Author and poet Jim Harrison is known not only as one of the literary greats, but as one of the most iconic Northern Michigan voices in history. Over the course of his career as a writer, Harrison published an astonishing 36 novels, collections of novellas, books of poetry, and anthologies of nonfiction; all this in addition to more than 20 screenplays, a half-dozen of which were produced and released as major motion pictures.

Harrison spent 65 of his winters in Northern Michigan; hunting, fishing, and writing the landscape until he died March 26, 2016, at the age of 78. The loss of Jim Harrison rang throughout the state. But—as Harrison himself once said, “Death steals everything except our stories.” And Harrison left behind so many stories to be celebrated.

“Jim Harrison—A Really Big Tribute” will be held in Traverse City on Saturday, October 21 at 7 p.m. at the City Opera House. Saturday’s tribute will bring together writers, readers, travelers, and friends in celebration of his life and work.
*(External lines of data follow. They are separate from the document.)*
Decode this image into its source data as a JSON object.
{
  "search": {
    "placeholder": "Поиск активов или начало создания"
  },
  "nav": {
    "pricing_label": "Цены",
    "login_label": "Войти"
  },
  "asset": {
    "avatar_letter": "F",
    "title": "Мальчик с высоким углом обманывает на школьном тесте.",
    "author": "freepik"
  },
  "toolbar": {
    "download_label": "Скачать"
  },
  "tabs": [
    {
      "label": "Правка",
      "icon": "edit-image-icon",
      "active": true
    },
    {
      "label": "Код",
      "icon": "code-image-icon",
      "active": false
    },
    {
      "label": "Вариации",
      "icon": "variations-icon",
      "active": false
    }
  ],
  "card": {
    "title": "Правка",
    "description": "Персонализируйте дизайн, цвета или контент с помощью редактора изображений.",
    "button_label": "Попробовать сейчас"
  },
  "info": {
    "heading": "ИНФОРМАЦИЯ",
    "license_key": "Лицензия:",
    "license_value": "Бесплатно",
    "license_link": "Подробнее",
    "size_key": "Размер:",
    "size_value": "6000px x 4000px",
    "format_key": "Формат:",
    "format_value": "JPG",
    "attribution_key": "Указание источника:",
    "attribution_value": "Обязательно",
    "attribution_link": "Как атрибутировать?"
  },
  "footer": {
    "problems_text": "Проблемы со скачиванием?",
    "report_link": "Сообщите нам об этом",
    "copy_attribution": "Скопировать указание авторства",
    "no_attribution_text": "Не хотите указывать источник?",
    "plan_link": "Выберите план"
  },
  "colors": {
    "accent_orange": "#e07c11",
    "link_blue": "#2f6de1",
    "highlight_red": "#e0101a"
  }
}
The tribute will be followed by two afterparties open to the public featuring special menus and drinks in Jim’s honor—The Little Fleet from 8 p.m. to close and The Workshop Brewing Company from 9 p.m. to midnight.

Joyce Harrington Bahle, Harrison’s friend and publicist of 38 years, tells us more about the event.

What does Jim represent for literature and for Northern Michigan?

I think this piece in Glen Arbor Sun tells it all. These are writers who were inspired by Jim (Michael Delp, Jerry Dennis, P.J. Grath, Kurt Luedtke, Ray Nargis, Anne-Marie Oomen, Doug Stanton, Kathleen Stocking, Norm Wheeler).

Why have you chosen to host this tribute to Jim?

After being away from my home in Leelanau for many months, both in Montana and Arizona surrounding Linda [Harrison]’s death and then, sadly, Jim’s death five months later, I came home again to be alone, quiet, continue my work and try to process the magnitude of it all.

We had the opportunity to do different memorials in Montana, Arizona, Chicago, and NYC. The Harrison daughters had beautiful tributes in Montana and they agreed I should do something here when it was right. I was approached by many thinking of ideas but I asked them to hold off. I knew one day it would be right and I would think of the right way to do it.

It was clear that I should be the one to do something in our area, and then late last spring, I felt more ready to sow the seed of the idea, and a tribute took shape. I never thought it would be small; I knew it would garner many generations and admirers who needed to celebrate Jim’s life. This is not a memorial, but a tribute to his life, featuring speakers from across the country.

Who do you expect will be in attendance?

We have folks coming from Australia, California, many from NYC, Ohio, Canada, all over the state of Michigan—and, of course, those in the surrounding areas of Traverse and Leelanau County, as well as the Upper Peninsula, where Jim had his remote cabin.

What do you hope to achieve or convey through this tribute?

Jim’s passing more than a year ago has inspired many accolades, remembrances, and memorial tributes by his family, friends, readers, and fellow artists around the world. My own days since losing Jim, and earlier Linda, have been filled with work and memories in which they are always present, as they will be for the rest of my life.

After 38 years of working with Jim, and after so many people have asked for a gathering, I am now preparing a celebration of his life and work up here in Northern Michigan, where he wrote and wandered for six decades, and where his art and legend continue to loom large. This experience will feature speakers from around the country whose connection with Jim was vital and profound; my accomplices and I (including Joseph Bednarik, of Copper Canyon Press, and Gary Wilson, from Michigan State University), aim to summon Jim’s spirit through an invocation of words, music, and images.

“Jim Harrison—A Really Big Tribute” will take place on Saturday, October 21 at 7 p.m. Tickets for the event range from $25–$35. Purchase them through the City Opera House.*

*Only a few tickets remain! Some still available at the time of publish—2 p.m. on Wednesday, October 18. Both afterparties are open to the public, however, and do not require tickets.

Photo(s) by Andy Anderson